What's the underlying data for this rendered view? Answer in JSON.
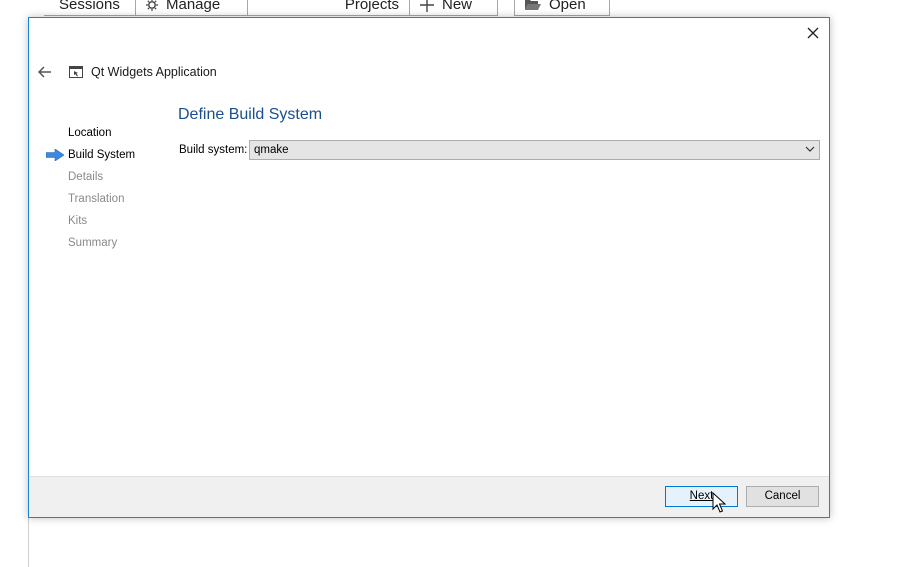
{
  "background": {
    "tabs": [
      {
        "label": "Sessions"
      },
      {
        "label": "Manage",
        "icon": "gear-icon"
      },
      {
        "label": "Projects"
      },
      {
        "label": "New",
        "icon": "plus-icon"
      },
      {
        "label": "Open",
        "icon": "folder-open-icon"
      }
    ]
  },
  "wizard": {
    "title": "Qt Widgets Application",
    "steps": [
      {
        "label": "Location",
        "state": "done"
      },
      {
        "label": "Build System",
        "state": "current"
      },
      {
        "label": "Details",
        "state": "pending"
      },
      {
        "label": "Translation",
        "state": "pending"
      },
      {
        "label": "Kits",
        "state": "pending"
      },
      {
        "label": "Summary",
        "state": "pending"
      }
    ],
    "page_title": "Define Build System",
    "build_system_label": "Build system:",
    "build_system_value": "qmake",
    "buttons": {
      "next": "Next",
      "cancel": "Cancel"
    }
  },
  "colors": {
    "accent": "#0078d7",
    "page_title": "#1b4e8f",
    "step_arrow": "#3c8ae0"
  }
}
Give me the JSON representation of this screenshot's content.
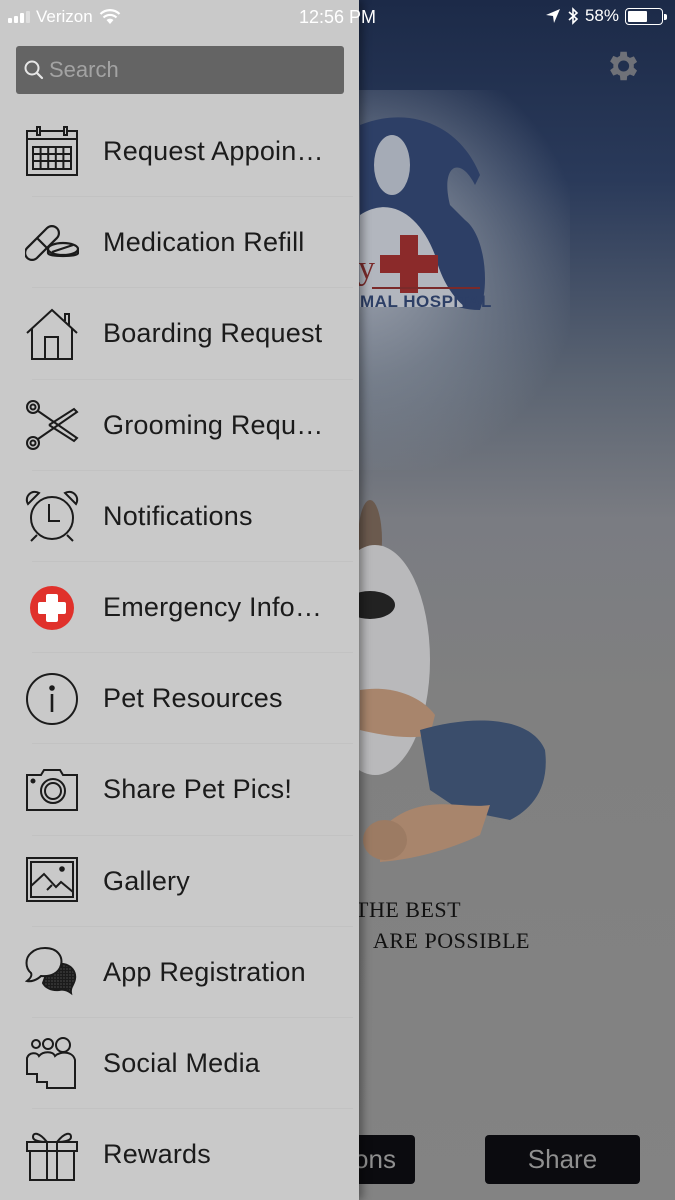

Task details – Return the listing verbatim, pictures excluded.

Response to this exercise –
What's the underlying data for this rendered view? Answer in JSON.
{
  "background": {
    "tabs": [
      {
        "label": "Sessions"
      },
      {
        "label": "Manage",
        "icon": "gear-icon"
      },
      {
        "label": "Projects"
      },
      {
        "label": "New",
        "icon": "plus-icon"
      },
      {
        "label": "Open",
        "icon": "folder-open-icon"
      }
    ]
  },
  "wizard": {
    "title": "Qt Widgets Application",
    "steps": [
      {
        "label": "Location",
        "state": "done"
      },
      {
        "label": "Build System",
        "state": "current"
      },
      {
        "label": "Details",
        "state": "pending"
      },
      {
        "label": "Translation",
        "state": "pending"
      },
      {
        "label": "Kits",
        "state": "pending"
      },
      {
        "label": "Summary",
        "state": "pending"
      }
    ],
    "page_title": "Define Build System",
    "build_system_label": "Build system:",
    "build_system_value": "qmake",
    "buttons": {
      "next": "Next",
      "cancel": "Cancel"
    }
  },
  "colors": {
    "accent": "#0078d7",
    "page_title": "#1b4e8f",
    "step_arrow": "#3c8ae0"
  }
}
Give me the JSON representation of this screenshot's content.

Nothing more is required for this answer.